A jury in a coroner’s inquest into the Winters Hotel fire in Vancouver, which resulted in the deaths of two people, recommended that public funding for single-room-occupancy hotels in privately owned buildings be discontinued. Among the more than two dozen recommendations was that BC Housing work with operators and owners to enforce higher fire safety standards in SRO buildings beyond the minimum requirements.
The inquest focused on the deaths of Mary Ann Garlow and Dennis Guay, who were found in the remains of the hotel a week after the fire. The Winters Hotel was one of about 150 SRO buildings in Vancouver, housing some of the city’s most vulnerable residents, many of whom are on the verge of homelessness. Although the hotel was operated by Atira Property Management with funding from BC Housing, it was owned by Peter Plett.
About 70 tenants resided in the over 100-year-old building at the time of the fire, which was caused by lit candles left on a bed. The jury heard that the building lacked modern fire safety protections and its sprinkler system was inoperable since a smaller fire three days earlier.
One of the recommendations from the jury was the establishment of a “resource team” to provide additional staffing and support during critical incidents in SRO buildings. The jury also proposed that the Vancouver Police Department collaborate with SRO operators to develop best practices for locating missing individuals and ensuring their safety.
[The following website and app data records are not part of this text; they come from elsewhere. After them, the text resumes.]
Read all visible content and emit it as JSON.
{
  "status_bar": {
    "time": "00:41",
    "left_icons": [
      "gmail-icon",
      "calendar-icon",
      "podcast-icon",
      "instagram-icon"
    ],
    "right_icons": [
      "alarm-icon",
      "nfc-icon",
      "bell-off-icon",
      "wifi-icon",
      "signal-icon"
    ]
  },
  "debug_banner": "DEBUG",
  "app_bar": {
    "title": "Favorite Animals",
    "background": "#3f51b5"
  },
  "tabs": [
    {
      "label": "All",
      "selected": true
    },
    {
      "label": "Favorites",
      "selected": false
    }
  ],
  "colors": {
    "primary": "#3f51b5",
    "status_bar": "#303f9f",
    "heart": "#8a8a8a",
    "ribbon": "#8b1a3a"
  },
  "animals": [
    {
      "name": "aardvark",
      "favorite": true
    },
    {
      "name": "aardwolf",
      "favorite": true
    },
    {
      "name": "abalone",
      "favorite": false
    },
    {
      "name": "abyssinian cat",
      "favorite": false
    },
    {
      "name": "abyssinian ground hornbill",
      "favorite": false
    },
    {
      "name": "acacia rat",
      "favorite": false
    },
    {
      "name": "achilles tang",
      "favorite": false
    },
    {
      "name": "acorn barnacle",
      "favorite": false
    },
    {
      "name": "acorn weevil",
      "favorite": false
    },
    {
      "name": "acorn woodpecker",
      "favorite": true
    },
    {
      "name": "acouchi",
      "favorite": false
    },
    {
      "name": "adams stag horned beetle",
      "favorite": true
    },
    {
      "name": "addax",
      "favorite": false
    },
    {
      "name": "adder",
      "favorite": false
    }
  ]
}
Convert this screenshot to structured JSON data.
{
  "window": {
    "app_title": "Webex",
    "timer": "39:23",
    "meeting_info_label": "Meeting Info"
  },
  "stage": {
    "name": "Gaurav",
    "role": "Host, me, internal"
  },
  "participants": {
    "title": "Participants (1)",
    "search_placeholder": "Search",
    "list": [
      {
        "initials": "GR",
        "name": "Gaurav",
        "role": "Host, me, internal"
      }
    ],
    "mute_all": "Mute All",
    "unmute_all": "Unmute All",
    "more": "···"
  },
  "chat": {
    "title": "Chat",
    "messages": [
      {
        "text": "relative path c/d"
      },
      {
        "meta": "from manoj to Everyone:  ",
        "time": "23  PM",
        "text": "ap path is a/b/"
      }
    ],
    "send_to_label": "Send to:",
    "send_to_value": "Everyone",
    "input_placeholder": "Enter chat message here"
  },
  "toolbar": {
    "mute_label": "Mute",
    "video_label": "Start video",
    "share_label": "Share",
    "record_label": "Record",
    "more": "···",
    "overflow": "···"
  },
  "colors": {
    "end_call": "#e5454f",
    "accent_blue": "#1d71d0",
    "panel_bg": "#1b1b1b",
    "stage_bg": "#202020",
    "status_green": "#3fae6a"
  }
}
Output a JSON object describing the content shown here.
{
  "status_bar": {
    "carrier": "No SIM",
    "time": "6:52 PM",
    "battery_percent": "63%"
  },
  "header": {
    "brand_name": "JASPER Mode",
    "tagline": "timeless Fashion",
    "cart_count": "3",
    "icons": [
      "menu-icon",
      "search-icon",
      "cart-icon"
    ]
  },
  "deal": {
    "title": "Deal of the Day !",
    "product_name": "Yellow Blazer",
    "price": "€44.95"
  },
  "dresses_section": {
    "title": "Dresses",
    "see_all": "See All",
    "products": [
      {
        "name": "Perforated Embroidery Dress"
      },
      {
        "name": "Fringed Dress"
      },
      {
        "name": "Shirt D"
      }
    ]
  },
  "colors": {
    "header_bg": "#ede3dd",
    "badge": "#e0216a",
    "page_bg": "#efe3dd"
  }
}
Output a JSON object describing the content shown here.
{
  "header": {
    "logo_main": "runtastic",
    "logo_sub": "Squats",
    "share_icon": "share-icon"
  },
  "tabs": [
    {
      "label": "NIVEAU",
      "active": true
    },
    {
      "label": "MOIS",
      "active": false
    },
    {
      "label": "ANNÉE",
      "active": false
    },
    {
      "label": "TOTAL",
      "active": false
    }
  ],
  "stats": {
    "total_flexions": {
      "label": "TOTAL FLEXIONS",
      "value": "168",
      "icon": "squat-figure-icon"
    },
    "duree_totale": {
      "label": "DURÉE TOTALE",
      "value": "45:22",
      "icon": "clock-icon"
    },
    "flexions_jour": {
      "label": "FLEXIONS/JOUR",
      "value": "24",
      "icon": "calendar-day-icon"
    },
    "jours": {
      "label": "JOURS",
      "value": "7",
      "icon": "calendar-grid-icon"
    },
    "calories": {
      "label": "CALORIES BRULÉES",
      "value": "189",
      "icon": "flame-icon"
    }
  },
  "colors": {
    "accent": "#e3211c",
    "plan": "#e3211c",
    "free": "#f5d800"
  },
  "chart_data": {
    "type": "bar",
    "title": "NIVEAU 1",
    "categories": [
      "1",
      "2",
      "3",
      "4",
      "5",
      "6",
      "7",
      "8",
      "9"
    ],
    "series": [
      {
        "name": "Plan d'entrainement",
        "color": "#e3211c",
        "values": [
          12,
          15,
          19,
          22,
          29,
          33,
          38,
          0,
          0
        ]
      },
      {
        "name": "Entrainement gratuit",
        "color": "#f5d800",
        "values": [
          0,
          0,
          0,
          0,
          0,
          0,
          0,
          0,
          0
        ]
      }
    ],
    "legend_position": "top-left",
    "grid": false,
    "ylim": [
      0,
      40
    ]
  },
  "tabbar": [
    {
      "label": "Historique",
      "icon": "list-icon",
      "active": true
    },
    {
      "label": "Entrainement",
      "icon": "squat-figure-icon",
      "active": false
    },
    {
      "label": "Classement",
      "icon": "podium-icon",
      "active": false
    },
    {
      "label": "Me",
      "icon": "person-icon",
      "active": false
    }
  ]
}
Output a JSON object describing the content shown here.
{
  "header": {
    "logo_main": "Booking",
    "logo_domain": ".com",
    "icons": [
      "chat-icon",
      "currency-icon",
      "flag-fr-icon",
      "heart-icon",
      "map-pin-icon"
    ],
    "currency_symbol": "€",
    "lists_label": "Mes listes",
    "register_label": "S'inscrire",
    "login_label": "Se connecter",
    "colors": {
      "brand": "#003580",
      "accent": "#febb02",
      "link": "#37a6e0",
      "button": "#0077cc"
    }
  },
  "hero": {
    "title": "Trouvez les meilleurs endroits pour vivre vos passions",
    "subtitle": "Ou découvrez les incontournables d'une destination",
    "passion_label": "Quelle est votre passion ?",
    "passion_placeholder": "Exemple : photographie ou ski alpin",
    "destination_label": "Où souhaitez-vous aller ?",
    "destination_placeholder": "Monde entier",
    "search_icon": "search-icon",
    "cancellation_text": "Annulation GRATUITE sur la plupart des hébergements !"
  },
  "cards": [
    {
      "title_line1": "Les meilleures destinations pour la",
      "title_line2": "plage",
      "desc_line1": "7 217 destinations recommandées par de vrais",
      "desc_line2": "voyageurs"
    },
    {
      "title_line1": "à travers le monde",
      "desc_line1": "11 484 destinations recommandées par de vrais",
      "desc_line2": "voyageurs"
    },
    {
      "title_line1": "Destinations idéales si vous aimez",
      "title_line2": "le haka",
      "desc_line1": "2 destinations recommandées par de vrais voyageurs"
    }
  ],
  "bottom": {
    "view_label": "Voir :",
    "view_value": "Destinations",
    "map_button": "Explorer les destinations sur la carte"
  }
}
Additionally, the jury suggested full funding for assistive devices for residents with mobility or hearing disabilities, as well as the implementation of a buddy system and backup fire extinguishers for fire safety. They also recommended the creation of a full-time mobile team to support firefighters responding to critical incidents in Vancouver, with staff trained to meet the complex needs of rooming house tenants.